Vendredi 6 avril 2018 10:00-11:00 - Robert LIGHTOWLERS - Newcastle University, invité par N. Bonnefoy

Human mitochondrial translation : what makes the proteins and how are they escorted to their final destination ?

Résumé : The function of human mitochondrial insertase Oxa1L, the human homolog of yeast Oxa1 (first described by members of CGM in Gif-Sur-Yvette) has remained contentious since its identification over 20 years ago. Recently, we have identified a patient with a biallelic mutation in OXA1L that causes a mitochondrial disease due to a combined oxidative phosphorylation deficiency. Previous experiments with shRNA depletion of human Oxa1L reported a defect in complexes I and V but spared any involvement in cytochrome c oxidase assembly (COX ; complex IV), a surprising result as Oxa1L had been expected to be essential for the insertion of all mtDNA encoded components. Patient muscle and fibroblasts show a decrease in Oxa1L but also a depletion of complex IV and V with a relative sparing of complex I, a phenotype rescued by expression of wild type Oxa1L. Targeted depletion of OXA1L in Drosophila melanogaster caused defects in the assembly of complexes I, IV and V. Targeted disruption of Oxa1L in human HEK293T cells required the co-expression of exogenous Oxa1L to prevent lethality, but the controlled loss of Oxa1L resulted in a substantial loss of complexes I, III, IV and V. Neuropathological experiments from the Oxa1L-deficient patient, however, indicate an isolated complex I deficiency. Taken together, whilst our data verify the pathogenicity of mutations in Oxa1L and demonstrate it is required for the assembly of multiple OXPHOS complexes, we find striking tissue and cell specific variation, perhaps implying the existence of other tissue-specific insertases involved in mitochondrial protein synthesis.

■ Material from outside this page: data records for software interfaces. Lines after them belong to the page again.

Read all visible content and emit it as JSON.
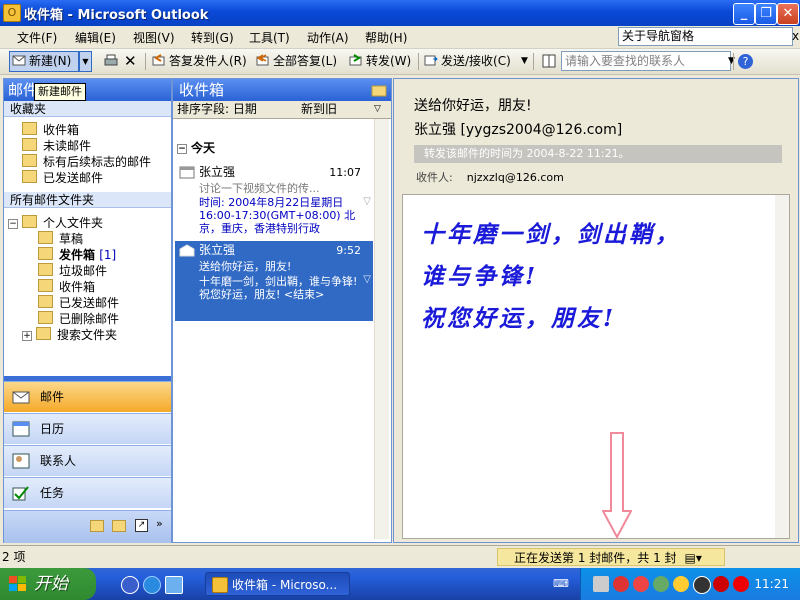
{
  "window": {
    "title": "收件箱 - Microsoft Outlook",
    "icon": "outlook-icon"
  },
  "menu": {
    "items": [
      "文件(F)",
      "编辑(E)",
      "视图(V)",
      "转到(G)",
      "工具(T)",
      "动作(A)",
      "帮助(H)"
    ],
    "help_box": "关于导航窗格",
    "close_glyph": "x"
  },
  "toolbar": {
    "new_label": "新建(N)",
    "reply_label": "答复发件人(R)",
    "reply_all_label": "全部答复(L)",
    "forward_label": "转发(W)",
    "send_receive_label": "发送/接收(C)",
    "contact_placeholder": "请输入要查找的联系人",
    "tooltip": "新建邮件"
  },
  "nav": {
    "header": "邮件",
    "favorites_header": "收藏夹",
    "favorites": [
      "收件箱",
      "未读邮件",
      "标有后续标志的邮件",
      "已发送邮件"
    ],
    "all_folders_header": "所有邮件文件夹",
    "root": "个人文件夹",
    "folders": [
      "草稿",
      "发件箱",
      "垃圾邮件",
      "收件箱",
      "已发送邮件",
      "已删除邮件",
      "搜索文件夹"
    ],
    "outbox_count": "[1]",
    "buttons": [
      "邮件",
      "日历",
      "联系人",
      "任务"
    ]
  },
  "list": {
    "header": "收件箱",
    "sort_field": "排序字段: 日期",
    "sort_order": "新到旧",
    "group": "今天",
    "messages": [
      {
        "from": "张立强",
        "time": "11:07",
        "subject": "讨论一下视频文件的传...",
        "body": "时间: 2004年8月22日星期日 16:00-17:30(GMT+08:00) 北京，重庆，香港特别行政",
        "selected": false
      },
      {
        "from": "张立强",
        "time": "9:52",
        "subject": "送给你好运，朋友!",
        "body": "十年磨一剑，剑出鞘，谁与争锋!\n祝您好运，朋友! <结束>",
        "selected": true
      }
    ]
  },
  "reader": {
    "subject": "送给你好运，朋友!",
    "sender": "张立强 [yygzs2004@126.com]",
    "forward_note": "转发该邮件的时间为 2004-8-22 11:21。",
    "to_label": "收件人:",
    "to_value": "njzxzlq@126.com",
    "body_lines": [
      "十年磨一剑，剑出鞘，",
      "谁与争锋!",
      "祝您好运，朋友!"
    ]
  },
  "status": {
    "items": "2 项",
    "sending": "正在发送第 1 封邮件，共 1 封"
  },
  "taskbar": {
    "start": "开始",
    "window_item": "收件箱 - Microso...",
    "clock": "11:21"
  },
  "colors": {
    "title_bar": "#0a49d6",
    "selection": "#316ac5",
    "body_text": "#1a1ad8",
    "active_nav": "#f5a929"
  }
}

Lieu : Bibliothèque, Bât. 34 - Campus de Gif-sur-Yvette

Pour en savoir plus sur cet événement, consultez l'article Département Biologie Cellulaire